■ **Task**:
Produce a faithful copy of the data, one that leaves out the pictures.

Entries taken from a collection:
▼▼▼
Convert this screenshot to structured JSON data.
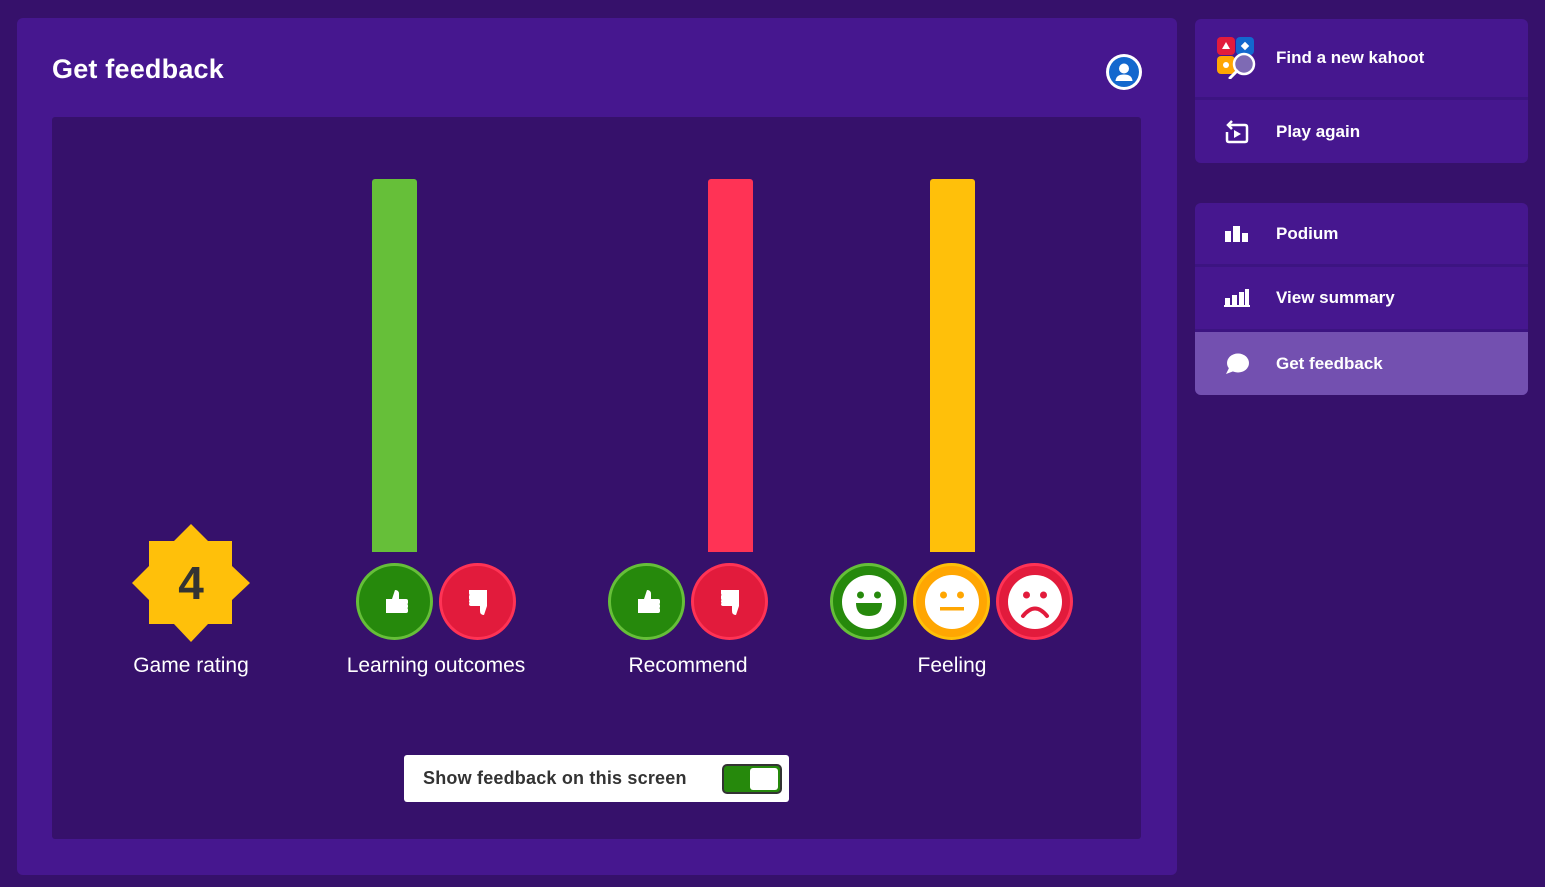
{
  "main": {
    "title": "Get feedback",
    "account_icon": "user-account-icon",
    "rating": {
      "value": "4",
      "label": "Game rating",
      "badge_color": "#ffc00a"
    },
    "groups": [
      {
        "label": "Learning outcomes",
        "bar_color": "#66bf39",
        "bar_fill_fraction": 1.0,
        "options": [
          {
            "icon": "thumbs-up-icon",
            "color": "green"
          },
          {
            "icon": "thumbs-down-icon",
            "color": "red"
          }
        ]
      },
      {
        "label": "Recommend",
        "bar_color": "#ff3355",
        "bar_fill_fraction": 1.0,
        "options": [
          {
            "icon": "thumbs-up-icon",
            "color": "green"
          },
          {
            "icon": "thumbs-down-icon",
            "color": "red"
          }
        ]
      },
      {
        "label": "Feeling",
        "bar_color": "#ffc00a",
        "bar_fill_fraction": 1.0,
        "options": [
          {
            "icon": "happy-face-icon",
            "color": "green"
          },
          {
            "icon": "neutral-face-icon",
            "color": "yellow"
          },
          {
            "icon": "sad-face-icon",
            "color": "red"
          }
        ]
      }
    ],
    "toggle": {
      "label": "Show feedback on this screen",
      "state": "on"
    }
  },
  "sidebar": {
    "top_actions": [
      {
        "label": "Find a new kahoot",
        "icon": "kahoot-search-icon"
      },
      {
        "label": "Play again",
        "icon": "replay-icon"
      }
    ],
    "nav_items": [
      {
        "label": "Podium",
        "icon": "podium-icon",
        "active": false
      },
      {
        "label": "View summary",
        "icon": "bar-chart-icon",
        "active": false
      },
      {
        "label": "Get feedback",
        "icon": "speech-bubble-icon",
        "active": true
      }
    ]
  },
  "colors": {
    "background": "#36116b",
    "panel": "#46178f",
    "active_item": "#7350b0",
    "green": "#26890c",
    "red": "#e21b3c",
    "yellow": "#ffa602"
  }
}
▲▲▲
■ **Exercise response**:
Convert this screenshot to structured JSON data.
{
  "main": {
    "title": "Get feedback",
    "account_icon": "user-account-icon",
    "rating": {
      "value": "4",
      "label": "Game rating",
      "badge_color": "#ffc00a"
    },
    "groups": [
      {
        "label": "Learning outcomes",
        "bar_color": "#66bf39",
        "bar_fill_fraction": 1.0,
        "options": [
          {
            "icon": "thumbs-up-icon",
            "color": "green"
          },
          {
            "icon": "thumbs-down-icon",
            "color": "red"
          }
        ]
      },
      {
        "label": "Recommend",
        "bar_color": "#ff3355",
        "bar_fill_fraction": 1.0,
        "options": [
          {
            "icon": "thumbs-up-icon",
            "color": "green"
          },
          {
            "icon": "thumbs-down-icon",
            "color": "red"
          }
        ]
      },
      {
        "label": "Feeling",
        "bar_color": "#ffc00a",
        "bar_fill_fraction": 1.0,
        "options": [
          {
            "icon": "happy-face-icon",
            "color": "green"
          },
          {
            "icon": "neutral-face-icon",
            "color": "yellow"
          },
          {
            "icon": "sad-face-icon",
            "color": "red"
          }
        ]
      }
    ],
    "toggle": {
      "label": "Show feedback on this screen",
      "state": "on"
    }
  },
  "sidebar": {
    "top_actions": [
      {
        "label": "Find a new kahoot",
        "icon": "kahoot-search-icon"
      },
      {
        "label": "Play again",
        "icon": "replay-icon"
      }
    ],
    "nav_items": [
      {
        "label": "Podium",
        "icon": "podium-icon",
        "active": false
      },
      {
        "label": "View summary",
        "icon": "bar-chart-icon",
        "active": false
      },
      {
        "label": "Get feedback",
        "icon": "speech-bubble-icon",
        "active": true
      }
    ]
  },
  "colors": {
    "background": "#36116b",
    "panel": "#46178f",
    "active_item": "#7350b0",
    "green": "#26890c",
    "red": "#e21b3c",
    "yellow": "#ffa602"
  }
}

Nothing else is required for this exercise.